The challenge for scientists is to figure out how useful each of these different technologies is and to combine the data as effectively as possible.
Depending on the sensor, the resolution can vary from meters to hundreds of thousands of square km.
GRACE has a spatial resolution of 150,000 sq km or greater and a time resolution of months or longer. “So, it’s not going to tell anybody how wet the soil is in the center of the University of California at Irvine campus tomorrow,” Famiglietti points out. “But it is going to tell us overall storage changes in Southern California for the month of March. Other sensors—like SWOT, for example—will be measuring at much higher resolution and will actually be able to see within a major reach of a channel what the flood plain inundation looks like and how it changes during the course of a seasonal storm that might last for a few days. Ultimately, the combination of something like SWOT with GRACE and SMAP will really provide just an incredible amount of new information.” Once you subtract the data from SWOT and SMAP from the total amount determined by GRACE, the rest has to be below the root zone, he explains. “That’s huge, actually.”

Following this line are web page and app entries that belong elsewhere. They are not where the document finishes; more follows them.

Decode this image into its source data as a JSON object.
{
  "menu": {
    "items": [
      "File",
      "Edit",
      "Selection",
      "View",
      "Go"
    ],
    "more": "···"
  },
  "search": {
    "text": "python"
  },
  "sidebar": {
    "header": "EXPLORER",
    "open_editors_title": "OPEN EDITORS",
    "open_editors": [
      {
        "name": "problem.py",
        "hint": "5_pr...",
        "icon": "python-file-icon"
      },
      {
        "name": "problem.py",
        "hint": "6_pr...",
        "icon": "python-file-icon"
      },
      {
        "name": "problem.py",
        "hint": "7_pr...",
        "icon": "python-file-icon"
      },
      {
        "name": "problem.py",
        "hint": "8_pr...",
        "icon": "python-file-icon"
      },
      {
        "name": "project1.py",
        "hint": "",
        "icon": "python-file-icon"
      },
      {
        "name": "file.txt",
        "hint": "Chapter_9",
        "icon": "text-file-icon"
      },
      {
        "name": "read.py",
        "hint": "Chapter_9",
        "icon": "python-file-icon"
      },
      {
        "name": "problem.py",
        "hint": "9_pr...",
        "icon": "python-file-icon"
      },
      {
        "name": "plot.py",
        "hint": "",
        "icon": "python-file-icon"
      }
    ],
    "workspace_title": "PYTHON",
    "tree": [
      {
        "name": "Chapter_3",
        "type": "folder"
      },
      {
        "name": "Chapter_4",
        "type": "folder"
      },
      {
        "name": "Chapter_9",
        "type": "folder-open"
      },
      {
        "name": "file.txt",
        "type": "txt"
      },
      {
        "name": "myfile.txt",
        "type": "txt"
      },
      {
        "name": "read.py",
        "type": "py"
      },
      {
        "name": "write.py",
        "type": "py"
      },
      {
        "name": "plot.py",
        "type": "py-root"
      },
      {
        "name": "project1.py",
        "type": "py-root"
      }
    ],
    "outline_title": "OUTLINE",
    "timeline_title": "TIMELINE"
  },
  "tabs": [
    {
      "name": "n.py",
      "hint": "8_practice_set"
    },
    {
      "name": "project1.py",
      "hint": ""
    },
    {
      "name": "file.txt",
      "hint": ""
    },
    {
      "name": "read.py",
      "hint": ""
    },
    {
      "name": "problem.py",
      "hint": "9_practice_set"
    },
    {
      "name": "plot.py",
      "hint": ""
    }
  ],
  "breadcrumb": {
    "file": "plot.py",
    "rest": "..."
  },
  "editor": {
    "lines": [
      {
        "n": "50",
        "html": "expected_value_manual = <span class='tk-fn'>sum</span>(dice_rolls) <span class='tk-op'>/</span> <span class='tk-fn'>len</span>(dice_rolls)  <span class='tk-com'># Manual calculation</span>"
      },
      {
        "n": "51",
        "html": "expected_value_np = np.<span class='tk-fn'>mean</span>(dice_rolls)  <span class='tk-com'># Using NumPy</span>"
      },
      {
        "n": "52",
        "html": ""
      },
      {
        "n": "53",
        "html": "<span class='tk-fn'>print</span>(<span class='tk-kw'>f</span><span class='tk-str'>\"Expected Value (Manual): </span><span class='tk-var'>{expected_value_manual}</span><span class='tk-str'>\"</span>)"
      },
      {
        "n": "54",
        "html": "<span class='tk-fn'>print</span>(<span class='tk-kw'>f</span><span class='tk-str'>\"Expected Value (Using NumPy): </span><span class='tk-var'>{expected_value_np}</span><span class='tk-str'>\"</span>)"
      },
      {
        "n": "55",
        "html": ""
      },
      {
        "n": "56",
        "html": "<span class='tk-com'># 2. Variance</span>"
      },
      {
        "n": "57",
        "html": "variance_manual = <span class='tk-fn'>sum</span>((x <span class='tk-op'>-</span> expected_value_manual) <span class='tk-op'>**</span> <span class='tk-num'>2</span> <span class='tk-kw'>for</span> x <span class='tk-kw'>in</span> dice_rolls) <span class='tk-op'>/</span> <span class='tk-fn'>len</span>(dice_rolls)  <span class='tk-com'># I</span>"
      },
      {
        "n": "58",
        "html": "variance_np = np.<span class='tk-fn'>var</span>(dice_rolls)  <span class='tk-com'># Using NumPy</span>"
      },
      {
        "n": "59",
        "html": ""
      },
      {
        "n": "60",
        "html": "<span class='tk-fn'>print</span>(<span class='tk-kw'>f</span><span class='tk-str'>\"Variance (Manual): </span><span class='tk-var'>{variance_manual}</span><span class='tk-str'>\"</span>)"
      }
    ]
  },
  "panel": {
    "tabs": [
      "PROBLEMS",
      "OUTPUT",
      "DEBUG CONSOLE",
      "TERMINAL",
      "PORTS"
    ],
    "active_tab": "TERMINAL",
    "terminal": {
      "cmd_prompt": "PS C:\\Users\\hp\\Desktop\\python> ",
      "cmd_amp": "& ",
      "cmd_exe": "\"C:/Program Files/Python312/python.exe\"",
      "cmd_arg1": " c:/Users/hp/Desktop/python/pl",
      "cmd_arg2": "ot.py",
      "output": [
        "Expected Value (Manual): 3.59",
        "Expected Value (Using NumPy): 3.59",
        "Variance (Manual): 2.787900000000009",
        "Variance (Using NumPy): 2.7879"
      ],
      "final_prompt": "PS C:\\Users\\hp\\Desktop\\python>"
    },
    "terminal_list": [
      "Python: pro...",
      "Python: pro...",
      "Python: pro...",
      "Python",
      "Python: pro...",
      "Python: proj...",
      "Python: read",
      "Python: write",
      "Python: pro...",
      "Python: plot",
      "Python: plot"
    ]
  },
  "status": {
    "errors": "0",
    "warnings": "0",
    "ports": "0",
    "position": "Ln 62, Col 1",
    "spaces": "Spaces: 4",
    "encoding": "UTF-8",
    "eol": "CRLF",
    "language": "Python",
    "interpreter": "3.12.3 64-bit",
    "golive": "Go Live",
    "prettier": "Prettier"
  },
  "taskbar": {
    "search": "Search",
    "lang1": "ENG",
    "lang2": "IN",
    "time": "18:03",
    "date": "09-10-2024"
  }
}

“The water storage over a large area has to add up and be constrained to what GRACE is observing,” says Watkins. “The combination of highly local and very precise data with the very precise GRACE largescale data makes a unified product. So, the cutting edge people are putting all of this data together in a big model constrained by GRACE.”
Satellites provide a global picture that doesn’t know any political boundaries. “We’re able to really see what’s going on,” says Famiglietti. “In particular, with water, we can understand what all the stress points are—whether they point to heightened conflict in the future or to opportunities for collaboration. As the technology improves and hydrologists figure out how to use it better and construct better and better pictures of where the water is, the data denial policies of many countries will become obsolete. It’s going to be in everyone’s best interest to contribute data and use it to their advantage. Ultimately, we’ll see—maybe in the developing world or in conflict-prone regions—a lot of people may use water as a means to collaborate, rather than to fight.”
The water-related missions undertaken by NASA and its partner agencies are rapidly expanding our knowledge of water at a time when the twin challenges of climate change and population growth are making this knowledge a key to reducing conflict worldwide.
The Apogeo Spatial mission is to communicate the power of geospatial tools and technologies in managing the world’s scarce resources and environment, so that the global population has security—of water, food and energy. The quarterly editorial themes of the Location Media Alliance publications align with these themes. Go to www.locationalliance.net to subscribe.